Diller + Scofidio, Eyebeam Museum of Art and Technology rendering, 2001; courtesy of DS+R
In the aforementioned stair examples, the importance of the landing should not be understated. They create the stage for the everyday viewer. Projects such as the unrealized Eyebeam Institute (2004), Museum of Image and Sound (Rio de Janeiro, 2016) and Columbia University Medical & Graduate Education Building (2016) share a similarity in form.
The main elevation in each is visually stimulated by a ramp ‘ribbon’ folding through the floor levels. A ramp may not fully adhere to the principles of a stair, but it remains dependent on regulations of height and landing and so maintains a stair-like quality.
Exterior View, Medical and Graduate Education Building at Columbia University; courtesy of DS+R in collaboration with Gensler
In each of the ‘ribbon’ projects, the individual is on full display, they are the live video stream and the curtain wall is the monitor. Individuals are no longer aware of the surveillance camera because the camera is no longer there. They are in fact the performance screen itself. The connection is, in each instance, oversized landings enable gathering spaces, theatrical stages for the viewing pleasure of the voyeur.
In Eyebeam, visitors and residents are combined; Museum of Image and Sound offers a promenade as ‘vertical boulevard’; and Columbia provides ‘the study cascade’ where the snaking form of the circulation engages the facade.
“Vertical Boulevard,” extension of beach promenade along façade, The Museum of Image and Sound; courtesy of DS+R
The Extraordinary Everyday
Just as Henri Lefevbre suggested transformation of everyday life could be found in the very processes of everyday life, it is suggested DS+R use the stair to critique the everyday condition of an individual-in-space at a point in time. The stair is used beyond mere ordinary function to be made absurd or extraordinary; it is projected forward for the viewer to take as it is or take something from.
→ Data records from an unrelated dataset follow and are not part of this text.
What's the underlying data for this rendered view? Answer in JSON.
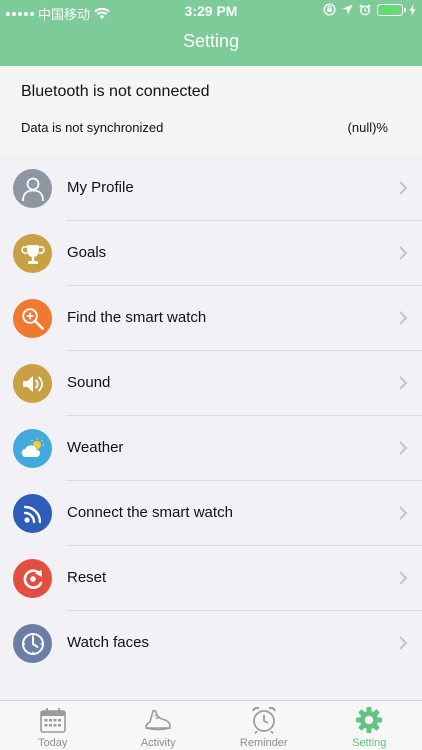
{
  "status_bar": {
    "carrier": "中国移动",
    "time": "3:29 PM"
  },
  "header": {
    "title": "Setting"
  },
  "connection": {
    "bluetooth_status": "Bluetooth is not connected",
    "sync_status": "Data is not synchronized",
    "percentage": "(null)%"
  },
  "menu": {
    "items": [
      {
        "label": "My Profile",
        "icon": "profile-icon",
        "color": "#8e95a3"
      },
      {
        "label": "Goals",
        "icon": "trophy-icon",
        "color": "#c9a144"
      },
      {
        "label": "Find the smart watch",
        "icon": "search-zoom-icon",
        "color": "#ef7a2f"
      },
      {
        "label": "Sound",
        "icon": "speaker-icon",
        "color": "#c9a144"
      },
      {
        "label": "Weather",
        "icon": "weather-icon",
        "color": "#43a8dc"
      },
      {
        "label": "Connect the smart watch",
        "icon": "connect-icon",
        "color": "#2d5db8"
      },
      {
        "label": "Reset",
        "icon": "reset-icon",
        "color": "#e24e3f"
      },
      {
        "label": "Watch faces",
        "icon": "clock-icon",
        "color": "#6b7ea8"
      }
    ]
  },
  "tabs": [
    {
      "label": "Today",
      "icon": "calendar-icon",
      "active": false
    },
    {
      "label": "Activity",
      "icon": "shoe-icon",
      "active": false
    },
    {
      "label": "Reminder",
      "icon": "alarm-clock-icon",
      "active": false
    },
    {
      "label": "Setting",
      "icon": "gear-icon",
      "active": true
    }
  ],
  "colors": {
    "header": "#7ccb98",
    "active_tab": "#61c384",
    "inactive_tab": "#8d8d8d"
  }
}
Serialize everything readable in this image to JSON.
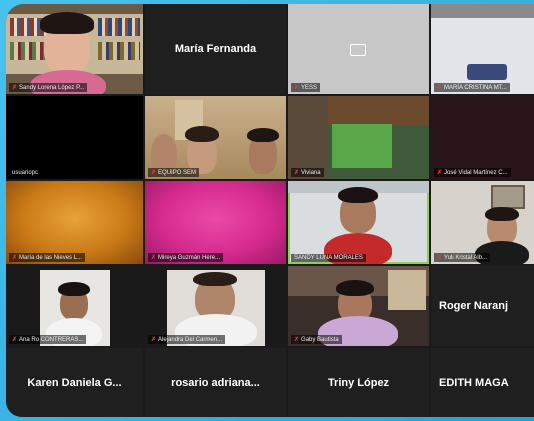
{
  "tiles": [
    {
      "name": "Sandy Lorena López P..."
    },
    {
      "name": "María Fernanda"
    },
    {
      "name": "YESS"
    },
    {
      "name": "MARÍA CRISTINA MT..."
    },
    {
      "name": "usuariopc"
    },
    {
      "name": "EQUIPO SEM"
    },
    {
      "name": "Viviana"
    },
    {
      "name": "José Vidal Martínez C..."
    },
    {
      "name": "María de las Nieves L..."
    },
    {
      "name": "Mireya Guzmán Here..."
    },
    {
      "name": "SANDY LUNA MORALES"
    },
    {
      "name": "Yuli Kristal Alb..."
    },
    {
      "name": "Ana Ro CONTRERAS..."
    },
    {
      "name": "Alejandra Del Carmen..."
    },
    {
      "name": "Gaby Bautista"
    },
    {
      "name": "Roger Naranj"
    },
    {
      "name": "Karen Daniela G..."
    },
    {
      "name": "rosario adriana..."
    },
    {
      "name": "Triny López"
    },
    {
      "name": "EDITH MAGA"
    }
  ],
  "colors": {
    "active_border": "#8fd14f",
    "muted_mic": "#e23b3b",
    "orange": "#d4871a",
    "magenta": "#d62a8f"
  },
  "icons": {
    "muted": "muted-mic-icon",
    "screen_share": "screen-share-icon"
  }
}
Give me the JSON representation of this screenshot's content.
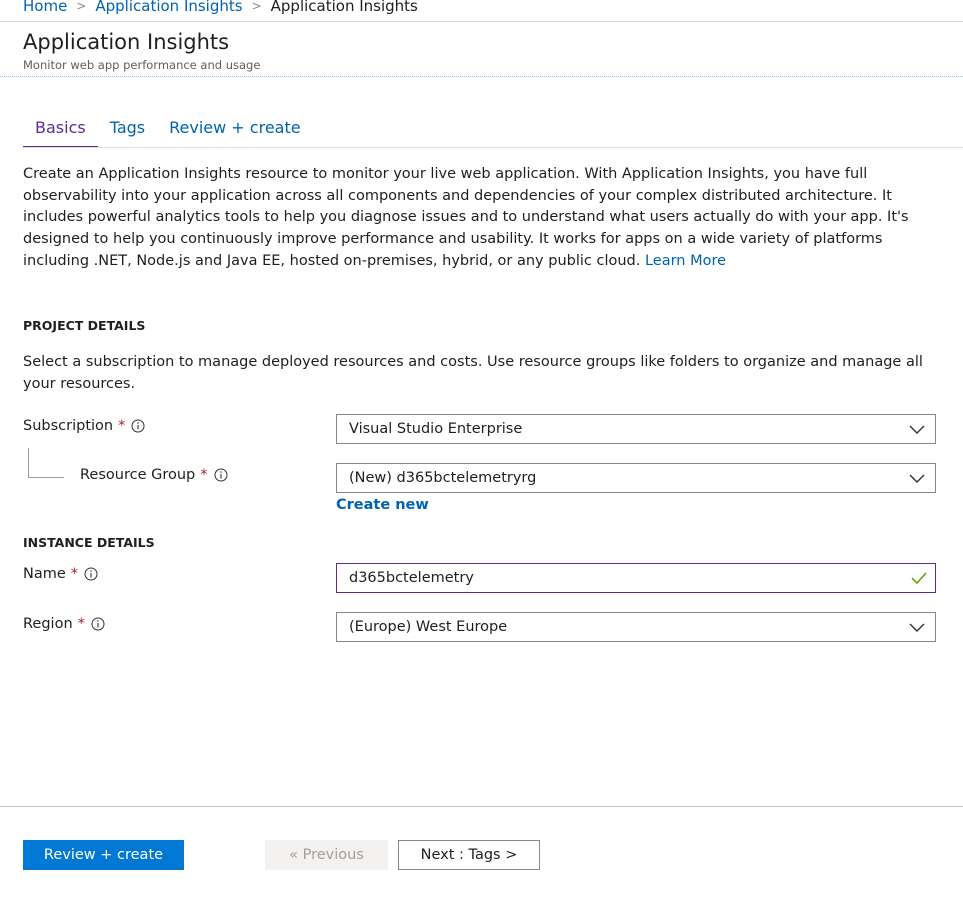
{
  "breadcrumb": {
    "items": [
      "Home",
      "Application Insights"
    ],
    "current": "Application Insights",
    "separator": ">"
  },
  "header": {
    "title": "Application Insights",
    "subtitle": "Monitor web app performance and usage"
  },
  "tabs": [
    {
      "label": "Basics",
      "active": true
    },
    {
      "label": "Tags",
      "active": false
    },
    {
      "label": "Review + create",
      "active": false
    }
  ],
  "intro": {
    "text": "Create an Application Insights resource to monitor your live web application. With Application Insights, you have full observability into your application across all components and dependencies of your complex distributed architecture. It includes powerful analytics tools to help you diagnose issues and to understand what users actually do with your app. It's designed to help you continuously improve performance and usability. It works for apps on a wide variety of platforms including .NET, Node.js and Java EE, hosted on-premises, hybrid, or any public cloud.",
    "link": "Learn More"
  },
  "project": {
    "heading": "PROJECT DETAILS",
    "description": "Select a subscription to manage deployed resources and costs. Use resource groups like folders to organize and manage all your resources.",
    "subscription": {
      "label": "Subscription",
      "required": "*",
      "value": "Visual Studio Enterprise"
    },
    "resource_group": {
      "label": "Resource Group",
      "required": "*",
      "value": "(New) d365bctelemetryrg",
      "create_new": "Create new"
    }
  },
  "instance": {
    "heading": "INSTANCE DETAILS",
    "name": {
      "label": "Name",
      "required": "*",
      "value": "d365bctelemetry"
    },
    "region": {
      "label": "Region",
      "required": "*",
      "value": "(Europe) West Europe"
    }
  },
  "footer": {
    "review_create": "Review + create",
    "previous": "« Previous",
    "next": "Next : Tags >"
  },
  "icons": {
    "info": "info-circle-icon",
    "chevron": "chevron-down-icon",
    "check": "checkmark-icon"
  },
  "colors": {
    "accent": "#0078d4",
    "link": "#0063b1",
    "active_tab": "#5c2d91",
    "required": "#a4262c",
    "valid": "#57a300"
  }
}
The stair, when thrust to the elevation as social activator, becomes the performance screen or backdrop with the focus on the individual and their movement, the façade exposes and/or transmits. People are free to roam but are complicit in their own surveillance. The viewer-turned-voyeur once experienced vertigo and is now exposed as the object to be viewed.
“The stair is essentially a two-way street of acceptance.”
In the DS+R oeuvre, they first develop theatrical installations as body-in-space, to stairs bisecting program and disassociating views, to the stair as truly theatrical architecture. DS+R are imploring the viewer to suspend disbelief, to look beyond the stair as a conventional stair, and instead to see a collection of individuals as an animated façade as a picture of everyday life.
And for the individuals to use the stair not as a typical stair, but — as Rosencrantz and Guildenstern are Dead demands the actors accept they are in a play for their audience to accept the suspension of disbelief — to improvise its use. The stair is essentially a two-way street of acceptance.